Some have argued against the current flat-rate program, because it sets tuition at the previous cost of 14 hours, which critics say unfairly punishes students who take 12 or 13 hours.
UT Watch: An overwhelming majority of students take only 12 hours. Charging everyone the same price for 12 or 18 hours punishes most of the student body. This program has only been successful in divorcing students from their money.
See: Speeding Up the Students: UT as a Factory for more information.
Yudof said improving graduation rates will allow universities to serve more students.
"Imagine how many more new students we could absorb, if there weren't thousands and thousands of seniors hanging around," he said.
UT Watch: Wait, you've decreased enrollment, and now you want to "absorb" more?

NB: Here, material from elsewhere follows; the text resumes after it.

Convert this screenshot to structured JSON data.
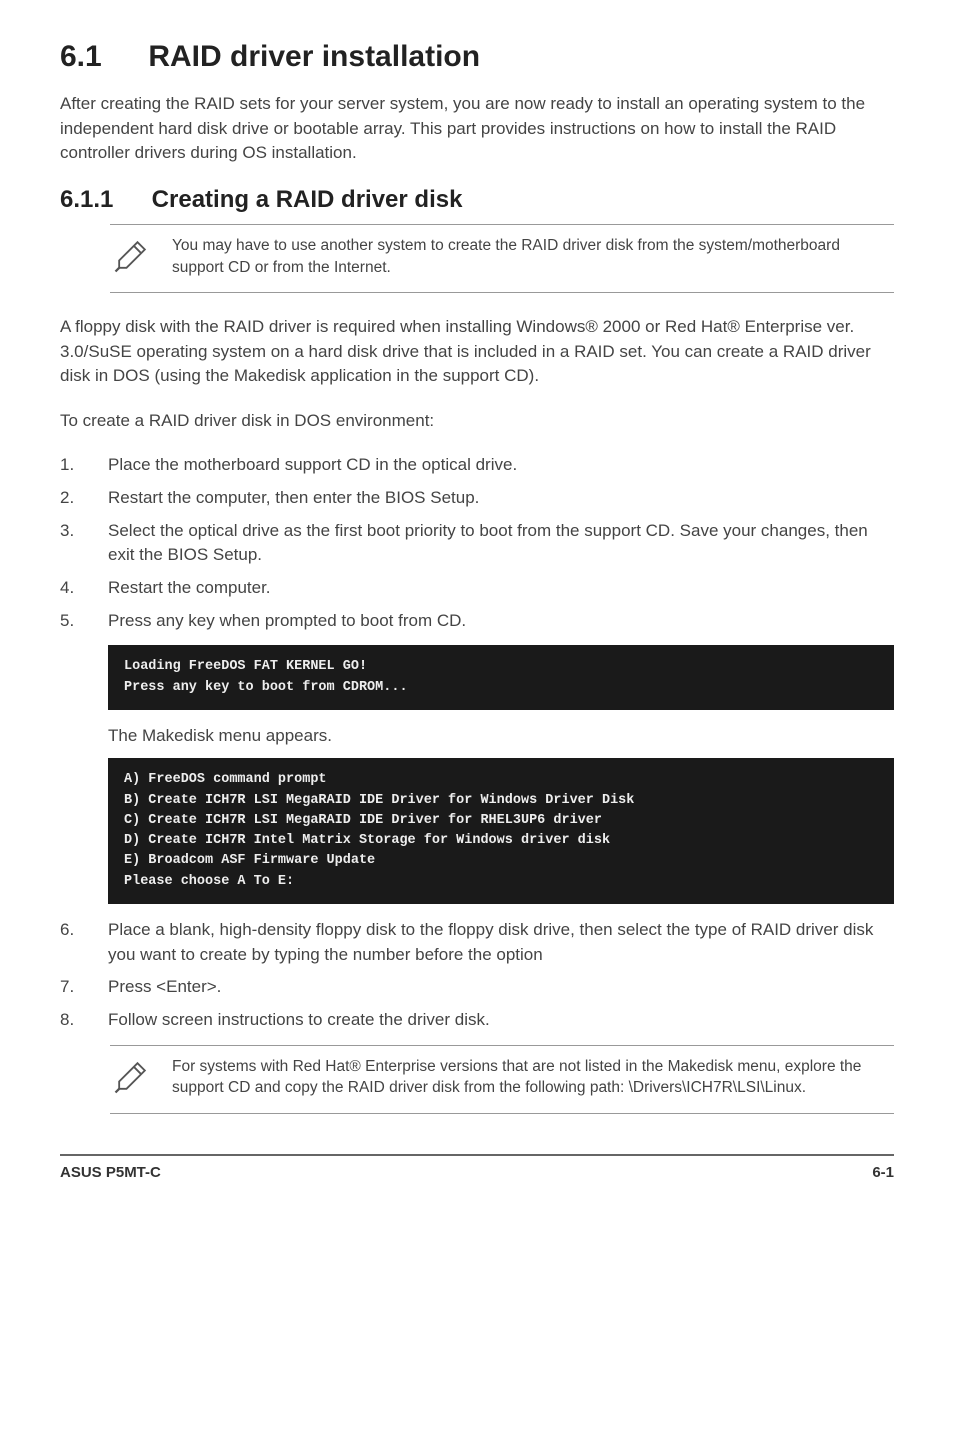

We're confused.
Critics have pointed to reasons why students might take additional years to complete a degree, such as the need to change majors or to work to pay tuition. Yudof said the System can improve graduation rates and still leave "wiggle room" for students to change majors and work.
"We're talking about students who are taking 200 hours and not graduating," he said.
UT Watch: Even though it's uncommon for students to have 200 hours under their belt, this is a state university. If students want to take longer, and they're still paying the tuition for it, that's their prerogative.
Yudof said a culture change among students and faculty would make them more flexible in the course times and locations they choose.
"We can't efficiently run a university if there's only a five-hour window where we can offer classes," he said.
Committee co-chair Sen. Florence Shapiro, R-Plano, criticized additional fees imposed by universities.
"As we give institutions more flexibility to meet the needs of their students, we must also start going away from the fees," she said.
UT Watch: Finally, we can agree with something that Shapiro says! Raising fees on top of tuition is not a good thing! Good job!